What is needed here is each entry reproduced exactly, without its pictures.

Stored data:
..............................

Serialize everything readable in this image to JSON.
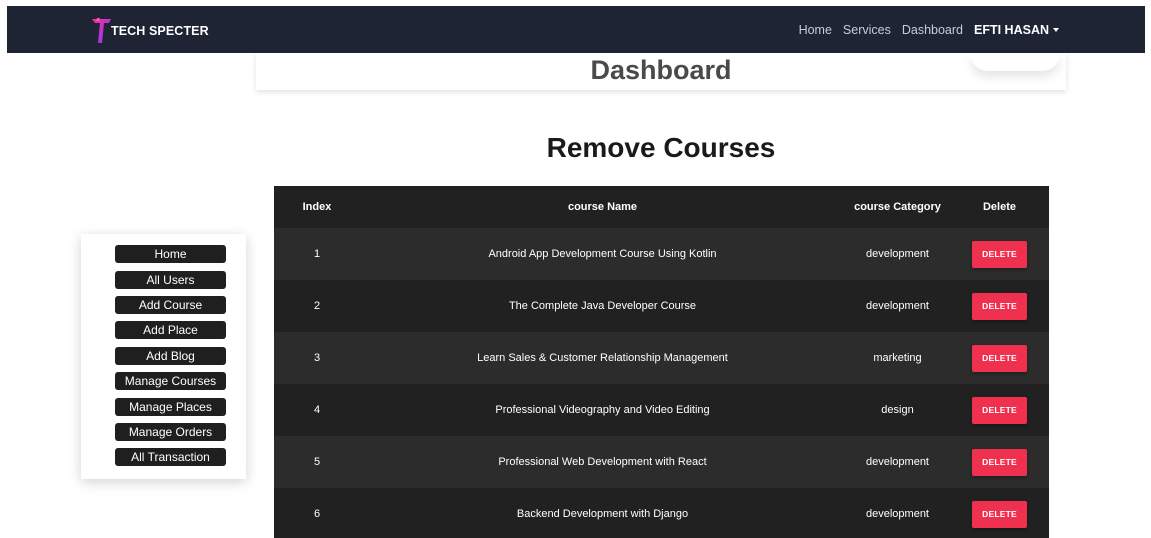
{
  "navbar": {
    "brand": "TECH SPECTER",
    "links": [
      "Home",
      "Services",
      "Dashboard"
    ],
    "user": "EFTI HASAN"
  },
  "dashboard": {
    "title": "Dashboard"
  },
  "section": {
    "title": "Remove Courses"
  },
  "sidebar": {
    "items": [
      "Home",
      "All Users",
      "Add Course",
      "Add Place",
      "Add Blog",
      "Manage Courses",
      "Manage Places",
      "Manage Orders",
      "All Transaction"
    ]
  },
  "table": {
    "headers": [
      "Index",
      "course Name",
      "course Category",
      "Delete"
    ],
    "delete_label": "DELETE",
    "rows": [
      {
        "index": "1",
        "name": "Android App Development Course Using Kotlin",
        "category": "development"
      },
      {
        "index": "2",
        "name": "The Complete Java Developer Course",
        "category": "development"
      },
      {
        "index": "3",
        "name": "Learn Sales & Customer Relationship Management",
        "category": "marketing"
      },
      {
        "index": "4",
        "name": "Professional Videography and Video Editing",
        "category": "design"
      },
      {
        "index": "5",
        "name": "Professional Web Development with React",
        "category": "development"
      },
      {
        "index": "6",
        "name": "Backend Development with Django",
        "category": "development"
      }
    ]
  },
  "colors": {
    "navbar_bg": "#1e2433",
    "delete_button": "#f0304f",
    "table_dark": "#212121",
    "table_light": "#2c2c2c"
  }
}
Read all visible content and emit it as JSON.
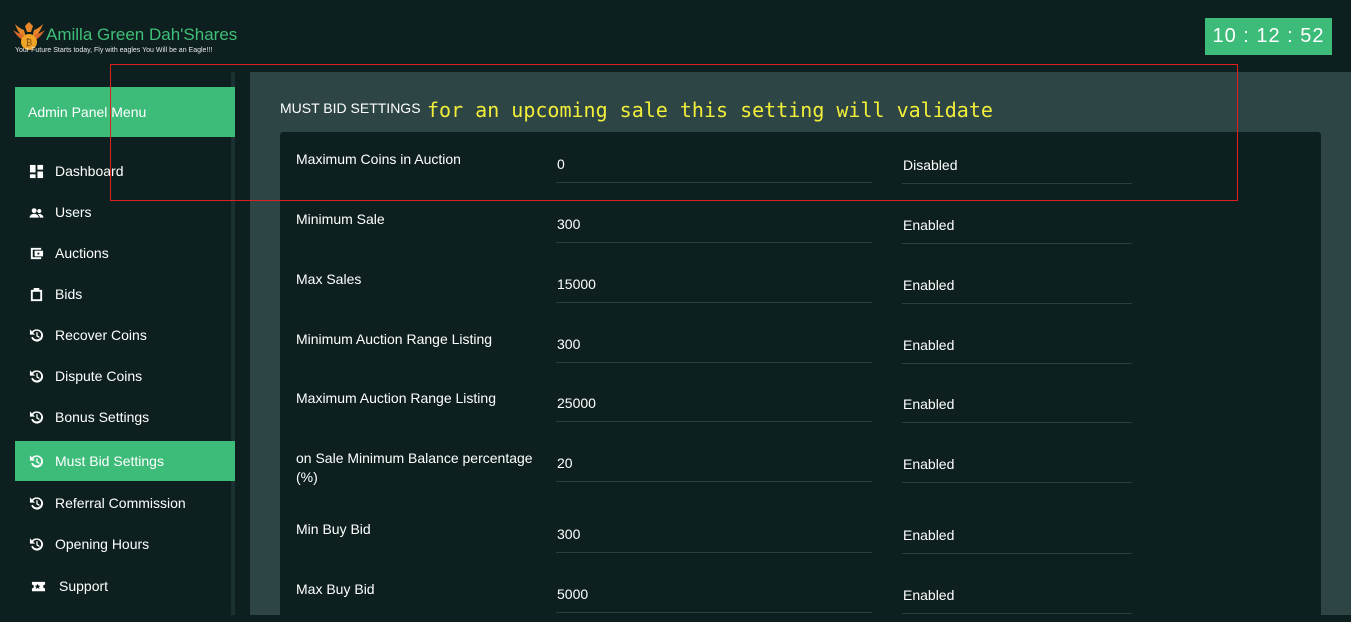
{
  "brand": {
    "title": "Amilla Green Dah'Shares",
    "tagline": "Your Future Starts today, Fly with eagles You Will be an Eagle!!!",
    "accent_color": "#3dbb79"
  },
  "clock": {
    "time": "10 : 12 : 52"
  },
  "sidebar": {
    "header": "Admin Panel Menu",
    "items": [
      {
        "label": "Dashboard",
        "icon": "dashboard-icon"
      },
      {
        "label": "Users",
        "icon": "users-icon"
      },
      {
        "label": "Auctions",
        "icon": "wallet-icon"
      },
      {
        "label": "Bids",
        "icon": "clipboard-icon"
      },
      {
        "label": "Recover Coins",
        "icon": "history-icon"
      },
      {
        "label": "Dispute Coins",
        "icon": "history-icon"
      },
      {
        "label": "Bonus Settings",
        "icon": "history-icon"
      },
      {
        "label": "Must Bid Settings",
        "icon": "history-icon",
        "active": true
      },
      {
        "label": "Referral Commission",
        "icon": "history-icon"
      },
      {
        "label": "Opening Hours",
        "icon": "history-icon"
      },
      {
        "label": "Support",
        "icon": "ticket-icon"
      }
    ]
  },
  "main": {
    "section_title": "MUST BID SETTINGS",
    "annotation": "for an upcoming sale this setting will validate",
    "settings": [
      {
        "label": "Maximum Coins in Auction",
        "value": "0",
        "status": "Disabled"
      },
      {
        "label": "Minimum Sale",
        "value": "300",
        "status": "Enabled"
      },
      {
        "label": "Max Sales",
        "value": "15000",
        "status": "Enabled"
      },
      {
        "label": "Minimum Auction Range Listing",
        "value": "300",
        "status": "Enabled"
      },
      {
        "label": "Maximum Auction Range Listing",
        "value": "25000",
        "status": "Enabled"
      },
      {
        "label": "on Sale Minimum Balance percentage (%)",
        "value": "20",
        "status": "Enabled"
      },
      {
        "label": "Min Buy Bid",
        "value": "300",
        "status": "Enabled"
      },
      {
        "label": "Max Buy Bid",
        "value": "5000",
        "status": "Enabled"
      }
    ]
  }
}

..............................

Written solution:
Serialize everything readable in this image to JSON.
{
  "navbar": {
    "brand": "TECH SPECTER",
    "links": [
      "Home",
      "Services",
      "Dashboard"
    ],
    "user": "EFTI HASAN"
  },
  "dashboard": {
    "title": "Dashboard"
  },
  "section": {
    "title": "Remove Courses"
  },
  "sidebar": {
    "items": [
      "Home",
      "All Users",
      "Add Course",
      "Add Place",
      "Add Blog",
      "Manage Courses",
      "Manage Places",
      "Manage Orders",
      "All Transaction"
    ]
  },
  "table": {
    "headers": [
      "Index",
      "course Name",
      "course Category",
      "Delete"
    ],
    "delete_label": "DELETE",
    "rows": [
      {
        "index": "1",
        "name": "Android App Development Course Using Kotlin",
        "category": "development"
      },
      {
        "index": "2",
        "name": "The Complete Java Developer Course",
        "category": "development"
      },
      {
        "index": "3",
        "name": "Learn Sales & Customer Relationship Management",
        "category": "marketing"
      },
      {
        "index": "4",
        "name": "Professional Videography and Video Editing",
        "category": "design"
      },
      {
        "index": "5",
        "name": "Professional Web Development with React",
        "category": "development"
      },
      {
        "index": "6",
        "name": "Backend Development with Django",
        "category": "development"
      }
    ]
  },
  "colors": {
    "navbar_bg": "#1e2433",
    "delete_button": "#f0304f",
    "table_dark": "#212121",
    "table_light": "#2c2c2c"
  }
}
Read all visible content and emit it as JSON.
{
  "brand": {
    "title": "Amilla Green Dah'Shares",
    "tagline": "Your Future Starts today, Fly with eagles You Will be an Eagle!!!",
    "accent_color": "#3dbb79"
  },
  "clock": {
    "time": "10 : 12 : 52"
  },
  "sidebar": {
    "header": "Admin Panel Menu",
    "items": [
      {
        "label": "Dashboard",
        "icon": "dashboard-icon"
      },
      {
        "label": "Users",
        "icon": "users-icon"
      },
      {
        "label": "Auctions",
        "icon": "wallet-icon"
      },
      {
        "label": "Bids",
        "icon": "clipboard-icon"
      },
      {
        "label": "Recover Coins",
        "icon": "history-icon"
      },
      {
        "label": "Dispute Coins",
        "icon": "history-icon"
      },
      {
        "label": "Bonus Settings",
        "icon": "history-icon"
      },
      {
        "label": "Must Bid Settings",
        "icon": "history-icon",
        "active": true
      },
      {
        "label": "Referral Commission",
        "icon": "history-icon"
      },
      {
        "label": "Opening Hours",
        "icon": "history-icon"
      },
      {
        "label": "Support",
        "icon": "ticket-icon"
      }
    ]
  },
  "main": {
    "section_title": "MUST BID SETTINGS",
    "annotation": "for an upcoming sale this setting will validate",
    "settings": [
      {
        "label": "Maximum Coins in Auction",
        "value": "0",
        "status": "Disabled"
      },
      {
        "label": "Minimum Sale",
        "value": "300",
        "status": "Enabled"
      },
      {
        "label": "Max Sales",
        "value": "15000",
        "status": "Enabled"
      },
      {
        "label": "Minimum Auction Range Listing",
        "value": "300",
        "status": "Enabled"
      },
      {
        "label": "Maximum Auction Range Listing",
        "value": "25000",
        "status": "Enabled"
      },
      {
        "label": "on Sale Minimum Balance percentage (%)",
        "value": "20",
        "status": "Enabled"
      },
      {
        "label": "Min Buy Bid",
        "value": "300",
        "status": "Enabled"
      },
      {
        "label": "Max Buy Bid",
        "value": "5000",
        "status": "Enabled"
      }
    ]
  }
}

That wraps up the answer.